The Commons authorities will consider how to respond to a damning report which laid bare how a toxic culture in Parliament allowed bullying and harassment to thrive.
The scathing criticism in Dame Laura Cox’s report has heaped pressure on John Bercow, with critics claiming a change in culture can only begin with a new Commons speaker.
The House of Commons Commission will consider the Cox report at a meeting on Wednesday, with Mr Bercow stepping aside from his normal role as chairman of the panel which includes senior MPs and officials.
Dame Laura was appointed to head an investigation after BBC Two’s Newsnight highlighted claims of bullying of Commons staff by MPs and other staff, including Mr Bercow – allegations which he strongly denied.
Labour said the report “highlights a culture and practices that are unacceptable in any workplace” and accepted the recommendations.
The party called for changes to be made as quickly as possible, including an independent process for complaints against MPs which does not involve fellow MPs deciding on cases, and ensuring the new Independent Complaints and Grievance Scheme should also be open to historical allegations.

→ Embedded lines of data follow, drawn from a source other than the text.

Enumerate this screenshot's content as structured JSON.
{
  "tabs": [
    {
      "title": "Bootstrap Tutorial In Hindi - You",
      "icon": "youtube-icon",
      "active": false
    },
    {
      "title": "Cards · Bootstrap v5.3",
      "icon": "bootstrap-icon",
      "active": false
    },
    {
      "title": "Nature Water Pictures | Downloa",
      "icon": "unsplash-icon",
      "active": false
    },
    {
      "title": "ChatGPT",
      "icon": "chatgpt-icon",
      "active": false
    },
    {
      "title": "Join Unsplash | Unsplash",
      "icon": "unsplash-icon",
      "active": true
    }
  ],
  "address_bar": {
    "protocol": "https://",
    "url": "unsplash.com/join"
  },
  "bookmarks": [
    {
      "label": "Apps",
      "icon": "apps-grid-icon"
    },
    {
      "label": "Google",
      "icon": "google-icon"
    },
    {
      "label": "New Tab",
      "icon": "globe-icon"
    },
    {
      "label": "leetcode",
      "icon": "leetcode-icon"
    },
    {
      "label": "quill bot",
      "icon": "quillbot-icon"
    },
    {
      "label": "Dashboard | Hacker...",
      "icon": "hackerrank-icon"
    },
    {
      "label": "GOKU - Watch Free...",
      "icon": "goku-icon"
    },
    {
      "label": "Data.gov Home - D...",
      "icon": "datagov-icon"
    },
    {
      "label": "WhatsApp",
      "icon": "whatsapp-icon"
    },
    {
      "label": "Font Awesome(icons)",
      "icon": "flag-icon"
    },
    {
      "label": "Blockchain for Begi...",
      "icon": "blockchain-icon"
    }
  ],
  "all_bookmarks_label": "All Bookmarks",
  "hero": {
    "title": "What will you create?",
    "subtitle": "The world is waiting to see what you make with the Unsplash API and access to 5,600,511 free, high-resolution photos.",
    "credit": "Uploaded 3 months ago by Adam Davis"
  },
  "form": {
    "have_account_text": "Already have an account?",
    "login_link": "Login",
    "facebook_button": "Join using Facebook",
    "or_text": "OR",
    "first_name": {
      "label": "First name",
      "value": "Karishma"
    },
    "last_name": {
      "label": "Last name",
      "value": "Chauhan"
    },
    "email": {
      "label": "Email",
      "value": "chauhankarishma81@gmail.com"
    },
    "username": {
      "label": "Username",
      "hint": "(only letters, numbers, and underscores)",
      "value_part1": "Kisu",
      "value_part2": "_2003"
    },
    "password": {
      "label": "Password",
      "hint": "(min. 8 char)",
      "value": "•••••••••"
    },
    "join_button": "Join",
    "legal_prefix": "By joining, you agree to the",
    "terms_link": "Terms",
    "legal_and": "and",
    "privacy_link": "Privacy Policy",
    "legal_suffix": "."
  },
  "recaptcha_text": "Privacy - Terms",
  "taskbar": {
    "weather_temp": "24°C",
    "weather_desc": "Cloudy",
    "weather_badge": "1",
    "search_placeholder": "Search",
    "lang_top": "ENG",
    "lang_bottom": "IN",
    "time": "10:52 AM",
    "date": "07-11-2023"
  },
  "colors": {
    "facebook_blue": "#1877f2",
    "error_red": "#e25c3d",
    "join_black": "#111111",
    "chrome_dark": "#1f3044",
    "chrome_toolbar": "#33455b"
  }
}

The party’s representatives on commission – Valerie Vaz and Dame Rosie Winterton – will call for the necessary changes to be “implemented as quickly as possible, working with trade unions and other stakeholders,” a Labour spokeswoman said.
The FDA union, which represents senior public servants, warned the commission against watering down the Cox report’s recommendations.
Assistant general secretary Amy Leversidge said: “Any delay in agreeing the recommendations in full will be seen by staff for what it is, a tactic to allow MPs to get away with implementing a watered-down version later. ”
The union warned that staff could be forced to go on strike unless there was a change of culture as their loyalty to Parliament “has been pushed to breaking point”.
Ms Leversidge said: “If the commission, after such a damning inquiry, votes for anything less than a full and immediate implementation of Dame Laura’s recommendations, staff will naturally ask themselves ‘if not now, when?’.
“If the House is still willing to continue to tolerate and conceal abuse, even after the searing criticism in Dame Laura’s inquiry, then the commission must be aware that they will be pushing staff to consider an unprecedented step as they will have little other choice to affect change.”
When the commission discusses the Cox report it will be chaired by independent external member Jane McCall, rather than the Speaker.
On the eve of the meeting, three Tory MPs quit a body Mr Bercow set up to improve “inclusion” at Westminster.
Will Quince, Mims Davies and Anne Milton resigned from the Commons Reference Group on Representation and Inclusion, which is chaired by Mr Bercow.
In a statement, Mr Quince said he did not believe Mr Bercow was the right person to resolve the “numerous and serious issues” which had been raised about the conduct of some MPs and Commons staff.
“In the light of the Dame Laura Cox report, sadly I cannot in good conscience remain as a member of the group while John Bercow is chair,” he said.
In a statement, a spokeswoman for the Speaker’s Office said Mr Bercow had accepted their resignations “with regret” and paid tribute to them as “stellar members” of the group.
She said the Speaker would consider the group’s future after the House of Commons Commission meeting on Wednesday.
“Dame Laura Cox’s report has highlighted some of the most significant challenges women face in our parliamentary culture,” the spokeswoman said.
“In the spirit of an independent approach, the Speaker feels it is right to reflect on the best means of tackling these cultural issues via the House’s response to the Cox report.”